Policy Questions Covered: How many people are homeless? What services are needed? How much spendable resources do homeless people have? How are housing needs met? Summary of Findings: More effective efforts to help homeless residents re-enter the labor force and obtain public benefits will reduce costs by an estimated 16 percent (cautious to semi-optimistic scenario).
Policy Issues Covered: Acute poverty Vulnerable groups Institutional accountability Municipal Engagement Findings About Efforts by Local Government to Address Homelessness: Only 24 of the 88 cities in Los Angeles County report making any expenditures for homeless services or housing. Expenditures among cities making outlays range from $25.21 per capita in Pasadena to $.01 per capita in Bellflower.
Homeless in LA is a report commissioned by the Los Angeles Homeless Services Authority as part of its strategic planning process for Bring LA Home: The Ten Year Plan to End Homelessness in Los Angeles. Begun in 2003, Bring LA home is developing consensus and community input on the best way for ending homelessness in Los Angeles, and mobilizing the political resources and will to accomplish the goal.

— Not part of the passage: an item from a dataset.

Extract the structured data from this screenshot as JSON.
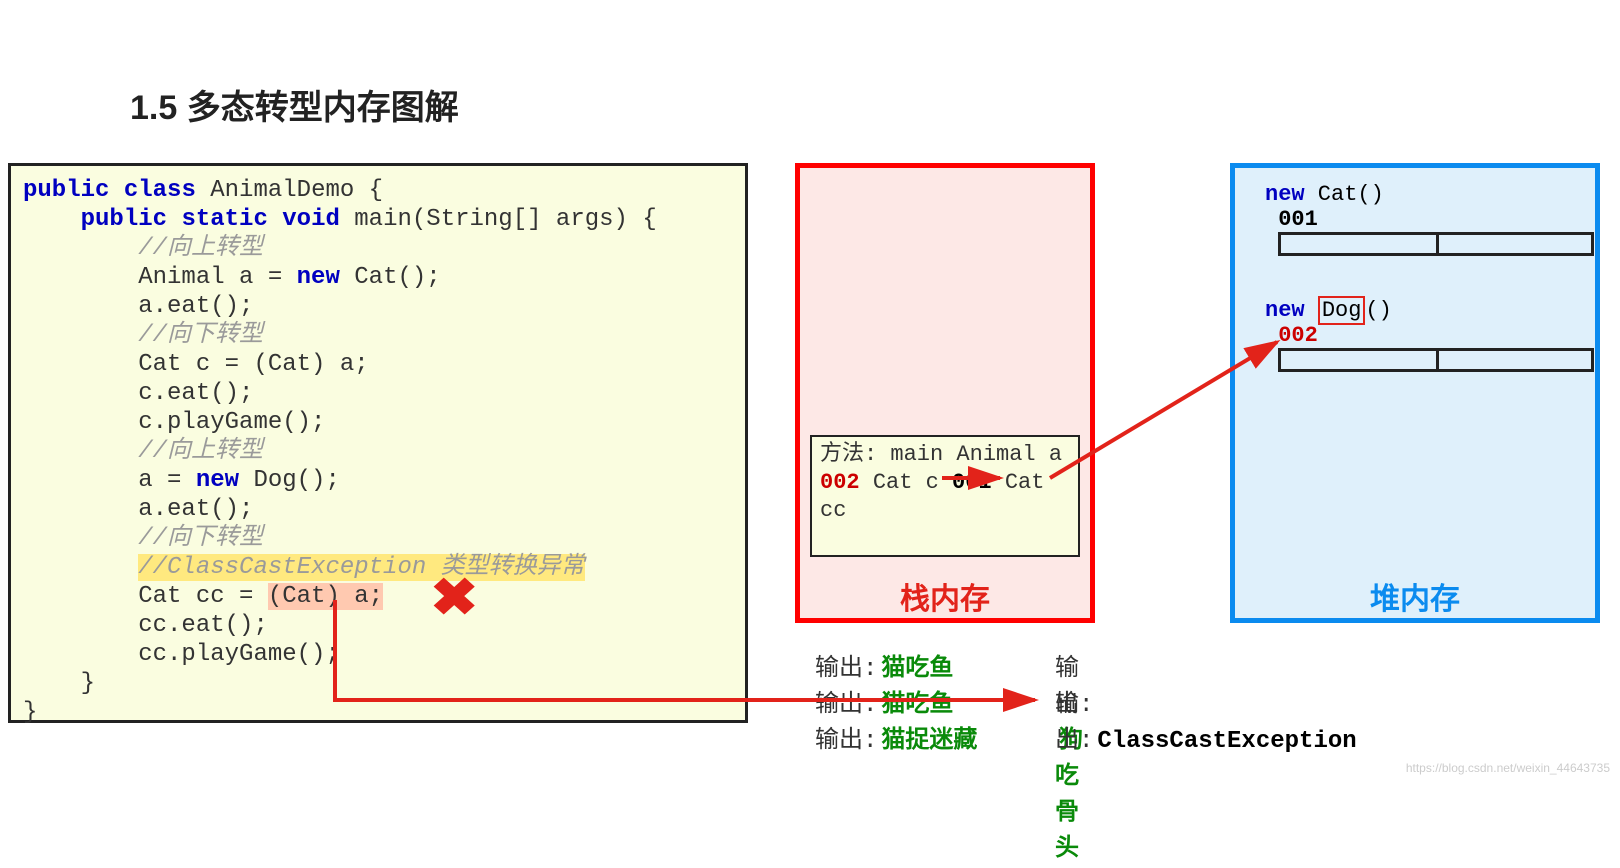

SYNOPSIS Lack of jobs for California’s labor force has growing costs in the form of poverty, welfare, homelessness, sickness, crime, and diminished futures for the state’s children. The Southern California Inter-University Consortium on Homelessness and Poverty has prepared this report to provide objective information about the broadly shared interest of California residents in reducing the social and personal costs of poverty and welfare.